First, let’s look at energy production. All cells on Earth need energy to run their cellular machinery. This energy comes from the chemical reaction that changes the molecule adenosine triphosphate (ATP) to adenosine diphosphate (ADP) and a free phosphorus atom through a pathway involving water (part of the water molecule is required to allow the chemical reaction to run). The splitting off of this single phosphorus atom releases energy that is utilized by the cell. There is no life on earth without ATP, and cells on Earth cannot live without a constant splitting of ATP into ADP. But organisms do not take in ATP. ATP has to be made, by bonding the phosphorus atom back on to ADP to make ATP. Organisms cannot either find or take ADP or ATP from other organisms by eating them. This involves an oxidation-reduction reaction. The ADP gains an electron and thus receives stored energy. At the same time, the electron donor is oxidized. While there is a wide range of chemical electron acceptors, the one that is most energetically favorable is oxygen and the species that use oxygen in this way. For animals the energy needed to start this ball rolling is the sugar called glucose. In the presence of oxygen, glucose is split, and the eventual product from several chemical reactions down the road is ATP. Organisms using this glucose plus oxygen chemical reaction to produce ATP from ADP (by splitting oxygen-hydrogen bonds) are said to use aerobic respiration. There is a chemical waste product of all of this—carbon dioxide.
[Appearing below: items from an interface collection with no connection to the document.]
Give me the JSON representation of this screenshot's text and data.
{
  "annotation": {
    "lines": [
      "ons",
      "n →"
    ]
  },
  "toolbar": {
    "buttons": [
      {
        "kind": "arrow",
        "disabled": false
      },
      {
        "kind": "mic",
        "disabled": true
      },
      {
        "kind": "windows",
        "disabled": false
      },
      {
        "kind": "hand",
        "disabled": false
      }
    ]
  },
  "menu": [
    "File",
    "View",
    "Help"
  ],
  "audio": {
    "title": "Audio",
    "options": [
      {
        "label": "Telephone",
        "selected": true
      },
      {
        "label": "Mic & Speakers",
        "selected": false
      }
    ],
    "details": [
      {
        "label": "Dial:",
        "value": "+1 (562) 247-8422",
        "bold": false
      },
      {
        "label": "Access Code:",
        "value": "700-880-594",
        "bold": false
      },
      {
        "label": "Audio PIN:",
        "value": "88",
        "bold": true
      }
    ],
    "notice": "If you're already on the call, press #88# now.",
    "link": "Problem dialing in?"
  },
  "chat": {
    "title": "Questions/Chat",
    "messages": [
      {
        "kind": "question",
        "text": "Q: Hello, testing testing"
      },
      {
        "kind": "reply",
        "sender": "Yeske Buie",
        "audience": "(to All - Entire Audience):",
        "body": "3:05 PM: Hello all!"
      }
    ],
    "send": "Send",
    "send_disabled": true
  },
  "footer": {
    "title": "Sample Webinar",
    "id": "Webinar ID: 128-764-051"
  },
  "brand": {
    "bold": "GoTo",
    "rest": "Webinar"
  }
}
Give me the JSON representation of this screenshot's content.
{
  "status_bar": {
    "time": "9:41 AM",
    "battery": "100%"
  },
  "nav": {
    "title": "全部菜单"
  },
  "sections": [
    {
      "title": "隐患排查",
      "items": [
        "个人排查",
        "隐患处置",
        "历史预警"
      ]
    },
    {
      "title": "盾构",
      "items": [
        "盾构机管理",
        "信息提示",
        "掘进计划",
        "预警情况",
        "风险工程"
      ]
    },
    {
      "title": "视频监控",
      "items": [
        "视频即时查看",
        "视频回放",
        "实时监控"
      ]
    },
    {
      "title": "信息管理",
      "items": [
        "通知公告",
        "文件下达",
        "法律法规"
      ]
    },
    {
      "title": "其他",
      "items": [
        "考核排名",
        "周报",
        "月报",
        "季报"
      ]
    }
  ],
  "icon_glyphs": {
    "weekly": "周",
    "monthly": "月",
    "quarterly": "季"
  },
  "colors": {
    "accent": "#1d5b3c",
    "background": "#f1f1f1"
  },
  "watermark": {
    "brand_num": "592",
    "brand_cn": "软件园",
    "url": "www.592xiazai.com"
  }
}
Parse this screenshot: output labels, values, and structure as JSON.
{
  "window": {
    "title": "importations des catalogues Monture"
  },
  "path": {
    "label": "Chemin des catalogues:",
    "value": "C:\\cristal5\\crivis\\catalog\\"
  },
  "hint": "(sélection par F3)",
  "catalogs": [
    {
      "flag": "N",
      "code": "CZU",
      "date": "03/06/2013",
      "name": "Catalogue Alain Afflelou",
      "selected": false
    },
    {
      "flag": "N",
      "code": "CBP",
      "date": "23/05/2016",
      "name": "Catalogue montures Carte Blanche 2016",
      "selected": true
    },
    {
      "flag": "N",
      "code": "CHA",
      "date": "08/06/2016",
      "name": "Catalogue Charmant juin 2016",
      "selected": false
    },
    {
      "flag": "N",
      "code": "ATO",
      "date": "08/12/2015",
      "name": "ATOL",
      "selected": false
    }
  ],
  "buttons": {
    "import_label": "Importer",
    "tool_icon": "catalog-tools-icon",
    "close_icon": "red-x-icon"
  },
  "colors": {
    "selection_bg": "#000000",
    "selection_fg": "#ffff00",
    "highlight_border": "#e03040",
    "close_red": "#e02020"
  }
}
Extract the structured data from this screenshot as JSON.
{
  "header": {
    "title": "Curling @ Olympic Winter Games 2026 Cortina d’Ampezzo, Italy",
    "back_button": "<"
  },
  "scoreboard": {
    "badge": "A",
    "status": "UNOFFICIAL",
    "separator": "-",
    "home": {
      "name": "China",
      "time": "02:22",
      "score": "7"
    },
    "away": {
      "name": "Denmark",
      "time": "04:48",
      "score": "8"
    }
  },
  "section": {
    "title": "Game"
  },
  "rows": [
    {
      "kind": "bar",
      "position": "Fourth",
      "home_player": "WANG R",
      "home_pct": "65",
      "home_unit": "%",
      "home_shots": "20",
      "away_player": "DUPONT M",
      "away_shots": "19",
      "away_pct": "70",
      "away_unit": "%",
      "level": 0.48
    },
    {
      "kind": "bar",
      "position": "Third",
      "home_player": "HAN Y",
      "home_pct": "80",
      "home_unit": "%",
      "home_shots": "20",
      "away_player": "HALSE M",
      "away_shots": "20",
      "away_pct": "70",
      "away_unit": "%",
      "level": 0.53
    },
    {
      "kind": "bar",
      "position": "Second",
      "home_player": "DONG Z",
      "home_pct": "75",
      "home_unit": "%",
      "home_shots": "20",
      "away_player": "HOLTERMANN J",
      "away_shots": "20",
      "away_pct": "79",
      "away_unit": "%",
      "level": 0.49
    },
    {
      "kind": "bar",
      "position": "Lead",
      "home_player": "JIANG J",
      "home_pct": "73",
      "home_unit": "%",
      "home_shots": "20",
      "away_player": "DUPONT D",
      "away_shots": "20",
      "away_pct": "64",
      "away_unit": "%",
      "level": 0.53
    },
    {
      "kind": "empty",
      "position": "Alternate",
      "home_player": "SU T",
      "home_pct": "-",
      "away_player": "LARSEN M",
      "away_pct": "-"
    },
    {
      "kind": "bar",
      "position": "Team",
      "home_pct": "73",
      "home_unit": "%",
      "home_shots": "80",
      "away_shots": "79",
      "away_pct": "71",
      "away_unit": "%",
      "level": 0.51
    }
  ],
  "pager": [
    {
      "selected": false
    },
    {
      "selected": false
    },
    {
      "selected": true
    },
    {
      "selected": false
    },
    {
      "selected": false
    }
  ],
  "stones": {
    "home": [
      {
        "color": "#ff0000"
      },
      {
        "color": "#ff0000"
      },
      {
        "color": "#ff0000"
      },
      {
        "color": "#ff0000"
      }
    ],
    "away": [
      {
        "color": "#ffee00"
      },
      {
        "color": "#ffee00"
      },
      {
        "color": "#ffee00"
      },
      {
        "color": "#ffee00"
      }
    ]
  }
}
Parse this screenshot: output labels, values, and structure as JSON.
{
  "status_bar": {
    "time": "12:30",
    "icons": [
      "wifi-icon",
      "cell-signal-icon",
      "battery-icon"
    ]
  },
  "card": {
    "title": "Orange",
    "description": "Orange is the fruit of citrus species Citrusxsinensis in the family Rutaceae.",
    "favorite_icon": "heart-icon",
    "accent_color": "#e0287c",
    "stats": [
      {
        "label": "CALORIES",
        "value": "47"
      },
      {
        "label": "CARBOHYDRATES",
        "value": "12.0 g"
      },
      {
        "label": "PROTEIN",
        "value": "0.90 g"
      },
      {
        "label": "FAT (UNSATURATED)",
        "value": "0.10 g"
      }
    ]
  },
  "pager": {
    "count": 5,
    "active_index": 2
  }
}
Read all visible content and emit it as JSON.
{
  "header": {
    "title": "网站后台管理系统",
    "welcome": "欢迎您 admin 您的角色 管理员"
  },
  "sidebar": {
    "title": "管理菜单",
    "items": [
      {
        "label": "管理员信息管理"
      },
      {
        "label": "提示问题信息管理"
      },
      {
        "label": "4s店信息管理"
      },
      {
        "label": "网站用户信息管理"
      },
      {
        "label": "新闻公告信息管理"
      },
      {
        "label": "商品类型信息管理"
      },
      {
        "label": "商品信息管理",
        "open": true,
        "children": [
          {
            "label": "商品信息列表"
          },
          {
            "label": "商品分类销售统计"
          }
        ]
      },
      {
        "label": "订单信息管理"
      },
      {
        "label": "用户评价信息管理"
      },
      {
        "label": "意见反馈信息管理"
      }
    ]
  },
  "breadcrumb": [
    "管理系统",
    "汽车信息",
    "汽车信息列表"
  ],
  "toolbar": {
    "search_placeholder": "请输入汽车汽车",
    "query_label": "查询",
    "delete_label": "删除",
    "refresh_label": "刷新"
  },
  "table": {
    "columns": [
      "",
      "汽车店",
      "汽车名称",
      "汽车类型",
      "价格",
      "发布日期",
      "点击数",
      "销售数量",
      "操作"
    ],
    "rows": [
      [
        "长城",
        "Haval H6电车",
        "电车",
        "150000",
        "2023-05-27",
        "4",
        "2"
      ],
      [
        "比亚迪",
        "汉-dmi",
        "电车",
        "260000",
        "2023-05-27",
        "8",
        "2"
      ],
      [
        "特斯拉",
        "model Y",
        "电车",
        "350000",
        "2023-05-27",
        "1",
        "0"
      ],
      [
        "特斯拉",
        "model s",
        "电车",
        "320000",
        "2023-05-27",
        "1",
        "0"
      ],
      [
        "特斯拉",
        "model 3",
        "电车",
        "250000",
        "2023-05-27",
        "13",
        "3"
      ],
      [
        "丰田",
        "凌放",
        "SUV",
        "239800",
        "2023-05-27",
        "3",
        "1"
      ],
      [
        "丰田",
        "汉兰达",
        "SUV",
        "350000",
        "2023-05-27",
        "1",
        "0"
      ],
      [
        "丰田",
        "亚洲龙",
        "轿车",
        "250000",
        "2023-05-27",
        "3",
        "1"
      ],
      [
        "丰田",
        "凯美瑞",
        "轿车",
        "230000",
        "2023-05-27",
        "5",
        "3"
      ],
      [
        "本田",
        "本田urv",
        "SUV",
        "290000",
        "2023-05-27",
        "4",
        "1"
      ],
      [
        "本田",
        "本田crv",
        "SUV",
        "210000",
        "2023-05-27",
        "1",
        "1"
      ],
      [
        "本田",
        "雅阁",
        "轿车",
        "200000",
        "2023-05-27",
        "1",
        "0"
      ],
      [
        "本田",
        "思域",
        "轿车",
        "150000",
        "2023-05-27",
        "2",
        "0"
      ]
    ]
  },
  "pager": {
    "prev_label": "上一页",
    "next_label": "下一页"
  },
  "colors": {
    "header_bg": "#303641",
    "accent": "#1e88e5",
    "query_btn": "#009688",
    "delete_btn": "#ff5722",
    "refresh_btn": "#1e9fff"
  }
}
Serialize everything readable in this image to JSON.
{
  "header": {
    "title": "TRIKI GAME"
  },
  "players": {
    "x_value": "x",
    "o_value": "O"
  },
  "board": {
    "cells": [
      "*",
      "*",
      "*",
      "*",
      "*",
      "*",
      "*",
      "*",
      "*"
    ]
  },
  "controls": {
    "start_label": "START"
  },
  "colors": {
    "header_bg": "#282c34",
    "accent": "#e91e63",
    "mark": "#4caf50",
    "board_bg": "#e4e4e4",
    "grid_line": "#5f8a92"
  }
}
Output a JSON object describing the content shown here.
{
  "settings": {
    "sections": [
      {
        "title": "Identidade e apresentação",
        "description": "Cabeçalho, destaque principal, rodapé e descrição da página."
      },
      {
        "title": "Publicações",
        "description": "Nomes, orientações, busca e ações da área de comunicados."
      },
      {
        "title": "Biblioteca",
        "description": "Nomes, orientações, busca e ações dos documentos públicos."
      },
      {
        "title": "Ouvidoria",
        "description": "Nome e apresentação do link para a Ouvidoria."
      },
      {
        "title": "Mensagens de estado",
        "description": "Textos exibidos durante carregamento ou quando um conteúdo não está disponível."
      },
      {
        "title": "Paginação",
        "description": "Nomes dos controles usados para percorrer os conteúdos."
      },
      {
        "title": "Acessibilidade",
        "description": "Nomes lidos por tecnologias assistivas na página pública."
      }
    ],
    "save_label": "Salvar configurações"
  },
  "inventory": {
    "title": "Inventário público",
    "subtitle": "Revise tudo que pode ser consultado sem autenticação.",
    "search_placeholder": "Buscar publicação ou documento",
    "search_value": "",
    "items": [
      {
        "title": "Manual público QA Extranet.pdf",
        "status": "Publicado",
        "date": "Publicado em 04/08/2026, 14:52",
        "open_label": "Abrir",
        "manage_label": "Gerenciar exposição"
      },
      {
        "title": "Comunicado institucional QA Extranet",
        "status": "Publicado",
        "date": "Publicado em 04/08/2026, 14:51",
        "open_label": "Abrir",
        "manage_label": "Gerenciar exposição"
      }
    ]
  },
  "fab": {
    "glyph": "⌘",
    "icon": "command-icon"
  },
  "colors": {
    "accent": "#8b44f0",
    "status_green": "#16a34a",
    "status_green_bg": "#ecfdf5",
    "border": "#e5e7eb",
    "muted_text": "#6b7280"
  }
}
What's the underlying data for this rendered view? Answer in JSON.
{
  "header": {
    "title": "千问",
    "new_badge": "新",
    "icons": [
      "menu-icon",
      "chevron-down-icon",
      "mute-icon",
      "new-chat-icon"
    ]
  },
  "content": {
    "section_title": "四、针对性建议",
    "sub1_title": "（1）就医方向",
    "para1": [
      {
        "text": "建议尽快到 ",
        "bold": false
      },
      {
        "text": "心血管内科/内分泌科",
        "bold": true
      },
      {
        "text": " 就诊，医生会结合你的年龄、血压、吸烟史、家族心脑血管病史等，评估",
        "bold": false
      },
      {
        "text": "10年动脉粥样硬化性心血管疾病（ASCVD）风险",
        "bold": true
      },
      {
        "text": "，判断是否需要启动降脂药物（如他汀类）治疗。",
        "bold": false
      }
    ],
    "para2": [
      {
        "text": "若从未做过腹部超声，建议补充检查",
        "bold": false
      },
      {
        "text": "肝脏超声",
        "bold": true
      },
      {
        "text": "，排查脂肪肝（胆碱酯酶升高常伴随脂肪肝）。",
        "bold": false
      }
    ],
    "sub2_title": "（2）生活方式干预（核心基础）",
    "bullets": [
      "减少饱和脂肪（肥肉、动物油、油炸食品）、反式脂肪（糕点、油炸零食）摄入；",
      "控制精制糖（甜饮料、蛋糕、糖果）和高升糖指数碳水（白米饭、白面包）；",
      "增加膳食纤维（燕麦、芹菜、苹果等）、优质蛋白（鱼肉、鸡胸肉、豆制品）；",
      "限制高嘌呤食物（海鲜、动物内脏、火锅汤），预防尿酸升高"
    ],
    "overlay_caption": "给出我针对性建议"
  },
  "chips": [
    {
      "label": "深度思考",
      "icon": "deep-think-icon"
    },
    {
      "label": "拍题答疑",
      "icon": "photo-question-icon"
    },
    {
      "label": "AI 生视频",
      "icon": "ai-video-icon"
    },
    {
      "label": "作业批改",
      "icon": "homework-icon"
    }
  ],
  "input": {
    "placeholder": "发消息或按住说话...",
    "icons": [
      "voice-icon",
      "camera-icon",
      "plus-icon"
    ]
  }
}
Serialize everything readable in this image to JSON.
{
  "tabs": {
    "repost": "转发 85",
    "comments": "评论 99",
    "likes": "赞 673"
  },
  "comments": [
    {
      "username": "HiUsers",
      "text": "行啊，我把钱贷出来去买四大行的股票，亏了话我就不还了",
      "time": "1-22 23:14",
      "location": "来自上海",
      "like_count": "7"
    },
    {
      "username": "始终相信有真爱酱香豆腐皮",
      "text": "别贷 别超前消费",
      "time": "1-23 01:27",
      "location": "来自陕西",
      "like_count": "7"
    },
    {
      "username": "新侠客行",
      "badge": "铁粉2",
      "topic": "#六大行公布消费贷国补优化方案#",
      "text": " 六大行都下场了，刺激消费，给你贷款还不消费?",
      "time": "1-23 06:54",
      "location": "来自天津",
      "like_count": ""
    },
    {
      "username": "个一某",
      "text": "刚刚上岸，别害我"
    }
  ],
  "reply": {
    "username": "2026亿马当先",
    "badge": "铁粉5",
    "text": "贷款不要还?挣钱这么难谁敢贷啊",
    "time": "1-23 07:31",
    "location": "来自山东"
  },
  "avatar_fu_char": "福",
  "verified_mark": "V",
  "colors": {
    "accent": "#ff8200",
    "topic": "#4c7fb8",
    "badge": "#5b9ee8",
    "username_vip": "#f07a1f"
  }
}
Cells using this chemical pathway can make much more ATP than cells that do not over the same time period. For example, an animal that “burns” glucose by using oxygen makes more ATP per unit of time than does a bacterium using fermentation. All animals on Earth use this oxygen-mediated kind of cellular respiration. All animal cells thus need a constant supply of oxygen; without it they quickly die. Every body plan has its own way of getting the life-giving molecule, and this acquisition process is part of the foundation of any animal’s design.
Now, let’s look at other molecules of life that require oxygen, particularly those involved in oxygen and carbon dioxide movement to cells, called respiratory pigments. Respiratory pigments are used to help acquire oxygen from either air or water. They are formed from metal ions attached to organic compounds. Hemoglobin is the most